In order add the background images and text styles to a website, we first need to create a separate style document - a CSS file. CSS stands for Cascading Style Sheet, and is so named because of the ‘cascading’ manner in which its hierarchy is laid out, and in the way that certain rules override others (in the event of conflicting instructions), depending on their position within a document.
For example, (without wishing to get too bogged down in the subject), if you’re using CSS styles in your HTML page, there are four main ways to define a style, and the ‘closer’ the style is to the page, the higher the priority it is given over other styles:
For anyone familiar with Quark Xpress, InDesign (or even Microsoft Word), you may well have already come across pre-defined styles. Basically, all you need to know about CSS (for now) is that CSS determines almost everything about how you page looks - how the fonts look, how and where the background images are placed, what happens when you rollover a link and so on and so forth.
This website focuses primarily on creating a 'static' website rather than a content managed website. However, I still use Dreamweaver when working with dynamic sites - and WordPress is my CMS of choice.
WordPress is by far the most used content management system on the planet - and if you want to dip your toe into creating database-driven websites, this is the one I'd suggest you use. In order to side-step overly complex coding, I use Toolset plugins to help me create complex functionality without worrying about how to code. I highly recommend you check them out if you want to move to WordPress development and you're concerned about PHP coding.
You don’t have to be a programmer to be able to do this.
It’s best practice to keep all of your global styles (by global I mean site-wide; styles that every page will use) within an external CSS file, and then to link that CSS file to your website pages, preferably via the template page we created.
From the New Document dialogue box:
Select Blank Page from the left, and CSS from the middle column (figure 1).
Then click Create.
Save the file to your website directory, either in the ‘root’ (top level folder) or in a different (but logically named) folder of your choice. I’m saving mine to the root directory and calling it ‘using-dreamweaver-styles.css’. The .CSS suffix is added automatically.
Once saved, you’ll notice that the CSS file is opened in ‘Code View’ with the following at the top:
/* CSS Document */
It’s handy to keep this open so you can see what’s going on, but not essential.
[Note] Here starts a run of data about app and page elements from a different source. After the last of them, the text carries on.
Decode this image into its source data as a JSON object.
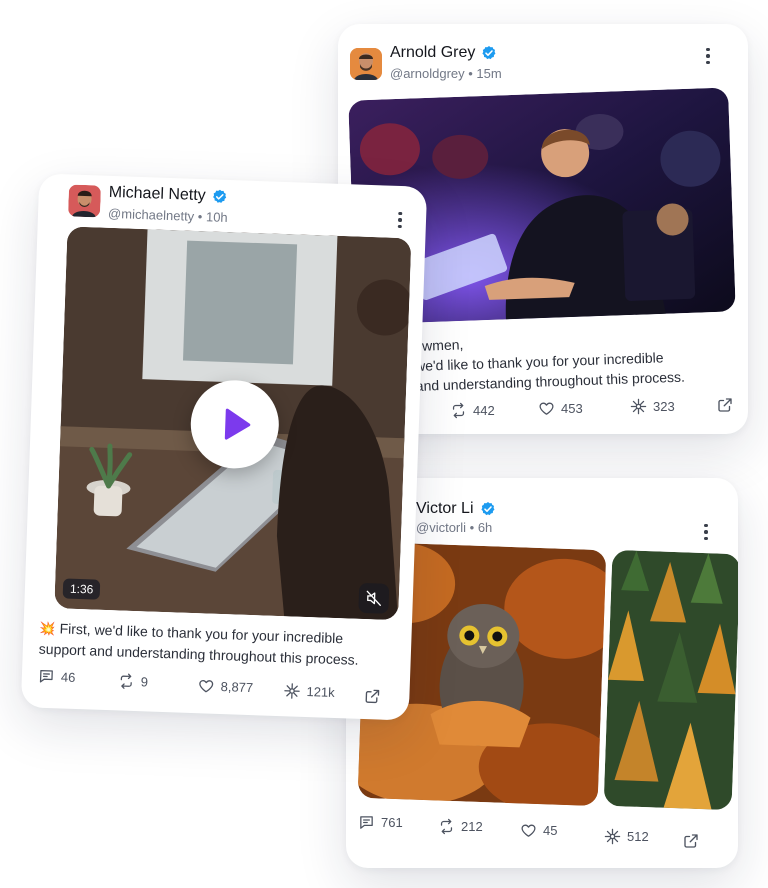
{
  "posts": [
    {
      "name": "Arnold Grey",
      "handle": "@arnoldgrey",
      "time": "15m",
      "text": "owmen,\nwe'd like to thank you for your incredible\nand understanding throughout this process.",
      "stats": {
        "reposts": "442",
        "likes": "453",
        "sparks": "323"
      }
    },
    {
      "name": "Victor Li",
      "handle": "@victorli",
      "time": "6h",
      "stats": {
        "comments": "761",
        "reposts": "212",
        "likes": "45",
        "sparks": "512"
      }
    },
    {
      "name": "Michael Netty",
      "handle": "@michaelnetty",
      "time": "10h",
      "emoji": "💥",
      "text": "First, we'd like to thank you for your incredible support and understanding throughout this process.",
      "video_duration": "1:36",
      "stats": {
        "comments": "46",
        "reposts": "9",
        "likes": "8,877",
        "sparks": "121k"
      }
    }
  ],
  "icons": [
    "verified-icon",
    "more-dots-icon",
    "comment-icon",
    "repost-icon",
    "heart-icon",
    "spark-icon",
    "share-icon",
    "play-icon",
    "mute-icon"
  ],
  "colors": {
    "verified": "#1d9bf0",
    "play": "#7c3aed"
  }
}
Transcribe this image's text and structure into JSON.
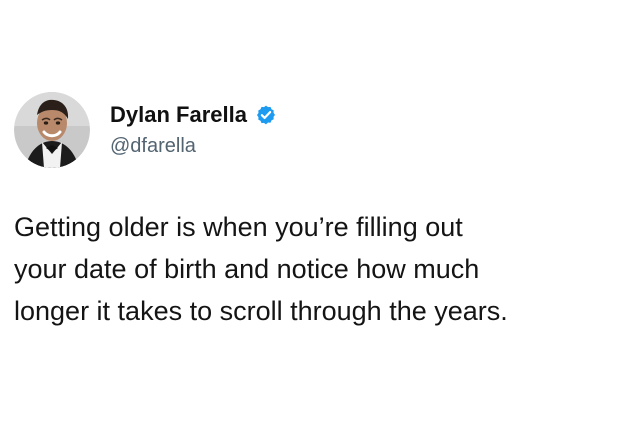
{
  "author": {
    "display_name": "Dylan Farella",
    "handle": "@dfarella",
    "verified": true,
    "verified_icon": "verified-badge-icon",
    "avatar": "profile-photo"
  },
  "tweet": {
    "lines": [
      "Getting older is when you’re filling out",
      "your date of birth and notice how much",
      "longer it takes to scroll through the years."
    ]
  },
  "colors": {
    "background": "#ffffff",
    "text": "#141414",
    "handle": "#536471",
    "verified": "#1d9bf0"
  }
}
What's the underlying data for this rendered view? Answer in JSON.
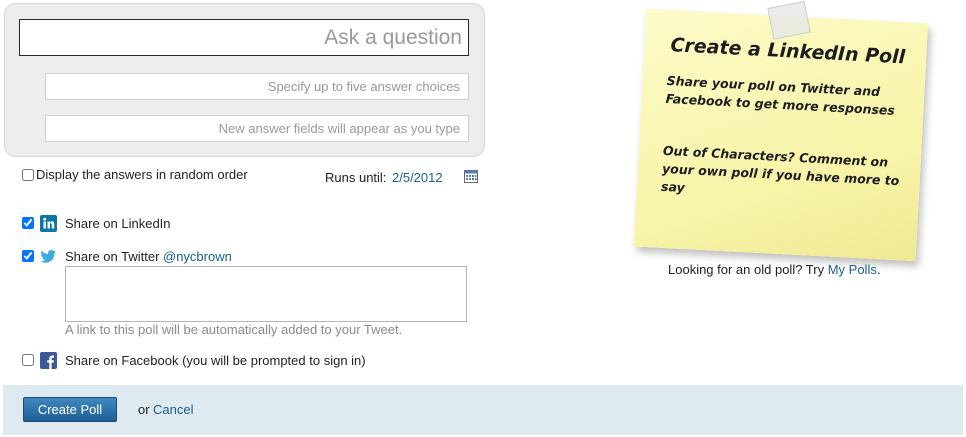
{
  "question": {
    "placeholder": "Ask a question",
    "answer_placeholders": [
      "Specify up to five answer choices",
      "New answer fields will appear as you type"
    ]
  },
  "options": {
    "random_order_label": "Display the answers in random order",
    "random_order_checked": false,
    "runs_until_label": "Runs until:",
    "runs_until_date": "2/5/2012",
    "calendar_icon": "calendar-icon"
  },
  "share": {
    "linkedin": {
      "label": "Share on LinkedIn",
      "checked": true,
      "icon": "linkedin-icon",
      "color": "#0e76a8"
    },
    "twitter": {
      "label": "Share on Twitter",
      "handle": "@nycbrown",
      "checked": true,
      "icon": "twitter-bird-icon",
      "color": "#3fa9e0",
      "tweet_text": "",
      "note": "A link to this poll will be automatically added to your Tweet."
    },
    "facebook": {
      "label": "Share on Facebook (you will be prompted to sign in)",
      "checked": false,
      "icon": "facebook-icon",
      "color": "#3b5998"
    }
  },
  "actions": {
    "create_label": "Create Poll",
    "or_text": "or",
    "cancel_label": "Cancel"
  },
  "sticky_note": {
    "title": "Create a LinkedIn Poll",
    "line1": "Share your poll on Twitter and Facebook to get more responses",
    "line2": "Out of Characters? Comment on your own poll if you have more to say"
  },
  "old_poll": {
    "text": "Looking for an old poll? Try ",
    "link": "My Polls",
    "suffix": "."
  },
  "colors": {
    "accent": "#1a5e96",
    "footer": "#dfe9f0",
    "note": "#f8f4ad"
  }
}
There’s a nice, user-friendly CSS dialogue box which helps you create styles, and which writes the code to the CSS document for you based on your selections.
Next we need to link the CSS file to the template page...